BM: We are trying to minimize our work to doing what’s necessary. To do all kinds of gymnastics around a palette is not our goal. I think it is more important to define a particular palette that would respond to the weather, the sky, the site. It is not about the variety that makes the house dance, not about changing costumes constantly, so to speak. We like to make the house transform through a more reserved and refined form. And we never close the door on design after the client says he or she likes it. We may go to the client saying, “We didn’t like it. What about this? We thought it was done. But now we think it is better.” That door never closes for us until the client’s family is literally living in the house.
VB: Let’s talk about your design process, inspirations, and where your ideas originate.
BM: I start with looking around. A lot of it about knowing the history of the place and vernacular models. The familiarity aspect is important. We always draw from the landscape and the context. I believe, architecture needs a landscape. That’s an architect’s job unless you are creating a folly of some sort. Which occasionally we might. But to build a new home that already has a connection to its place is the essence of a new house for a family. We design spaces, not volumes. And we constantly play with what’s outside and inside, and how they relate to one another. We are exploringinnovative use of materials, excellent craftsmanship, a richness of detail, and how traditional forms transform into those that are fresh and edgy.
VB: Yet, you just likened your Bank Barn to an artwork, which means that at least on occasions your ideas come from outside of the immediate context because that’s what an artwork is – it travels from place to place and carries its own message. So, as an architect, I assume you bring something from within that no one else can see or expect, something beyond what can be found on site.
BM: Of course, architecture can be about the person and the person’s own internal world; that’s true. But I am much more interested in expressing my ideas when they are relevant to a particular opportunity. I am patiently waiting for the right opportunities. My inspirations are not specific. For example, I spent a lot of time in Marfa, Texas where I explored the work of Donald Judd. But if I start telling you my experience there it will be completely foreign from what he meant. What I like is my understanding of what he did.
Most importantly,I want my places to come alive. I want my clients to discover something new every time, just like when you look at the great work of art you discover something new every time you see it. I want to experience a dynamic emotion, differently every day – how it connects to nature, to light. I want my homes to inspire positive, invigorating experiences. When people enter my houses, I want them to feel the beauty of these places. They may not know why, but emotionally they would feel connected and joyous. Architects are in control of such feelings. Architects have control of creating such spaces. I love the idea that families are getting raised in houses I designed, families having a traditional Thanksgiving dinner. Things like that matters to me. I want people to be happy in my houses.

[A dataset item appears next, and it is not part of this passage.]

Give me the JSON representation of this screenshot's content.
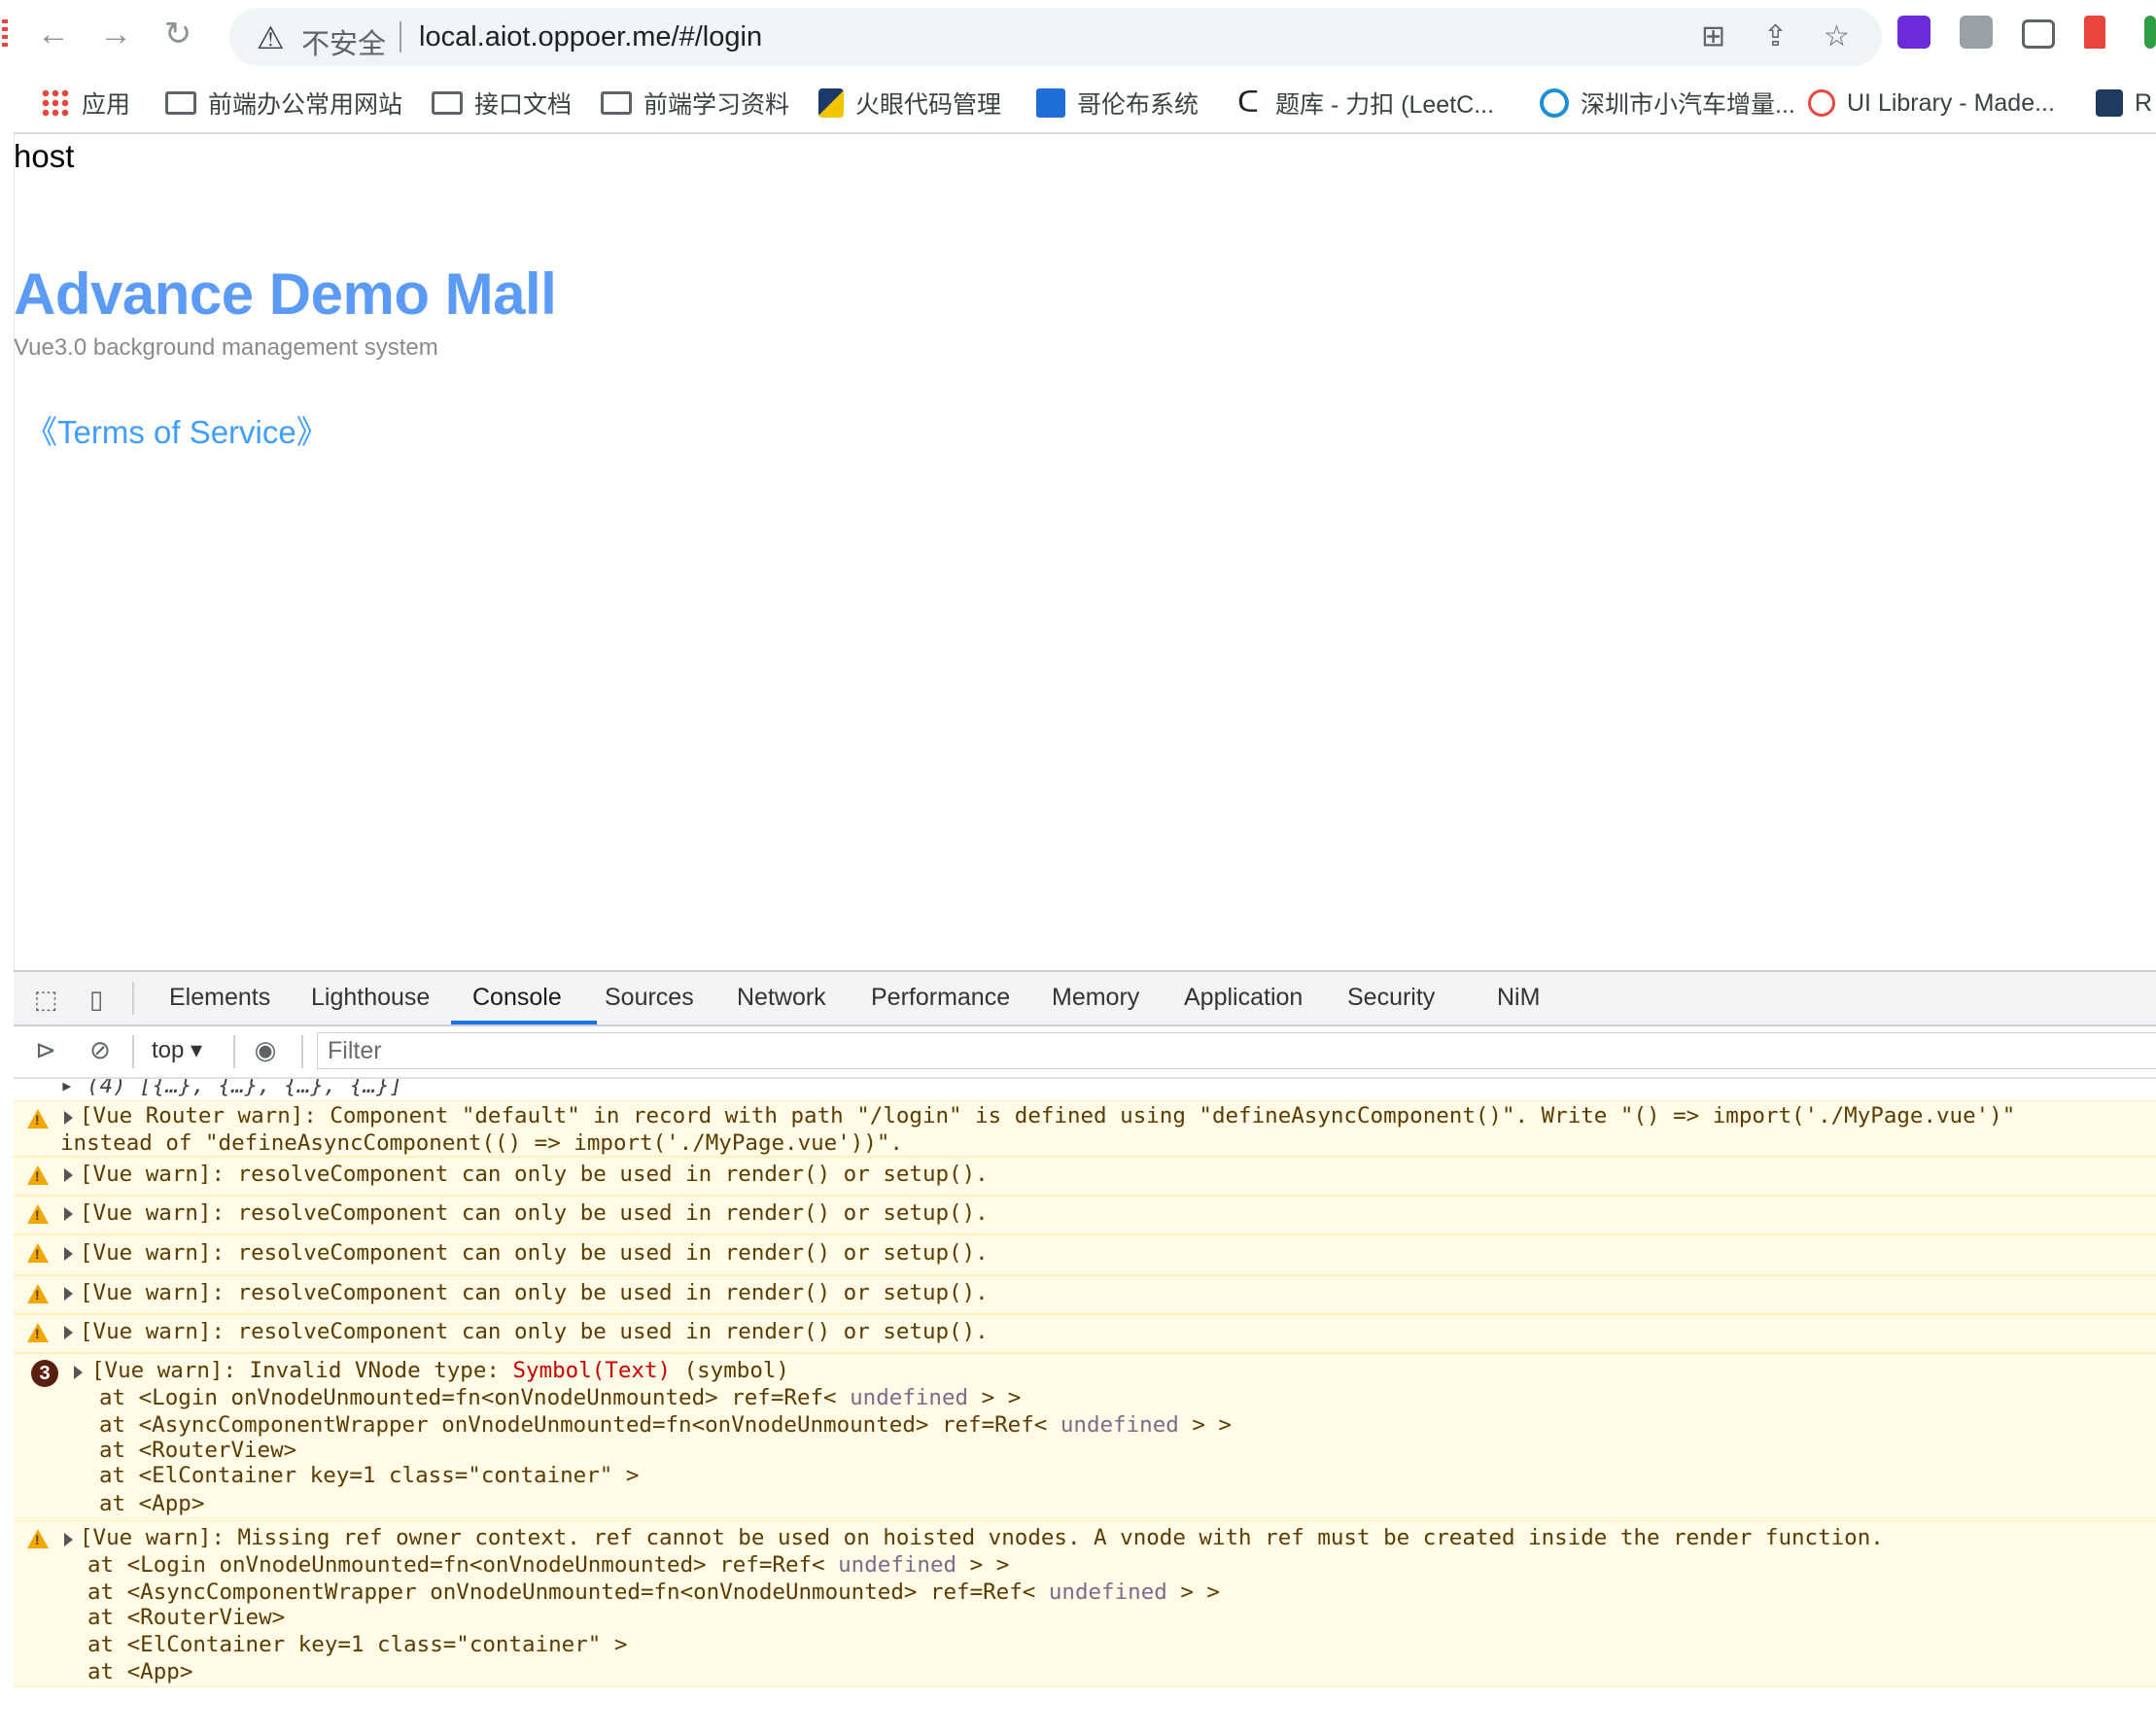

VB: When you discuss your work, you mention such words as craft, process, quietness. What other words would you use to describe your work or the kind of architecture that you try to achieve?
BM: Care.Love. Beauty. Essentiality. For me architecture should represent the essential and the emotional. I hate when architecture tries to be obscured. In my view it needs to be accessible, simple, self-evident. My ultimate goal is to create a building that’s alive, that’s dynamic. And I don’t mean that they appear to be moving. What I mean is that a building is responding to the site, the view, the weather; that’s how buildings become alive. It is not a static experience. When you live inside of a space that’s responding to the environment, it becomes a part of it. That’s my intention.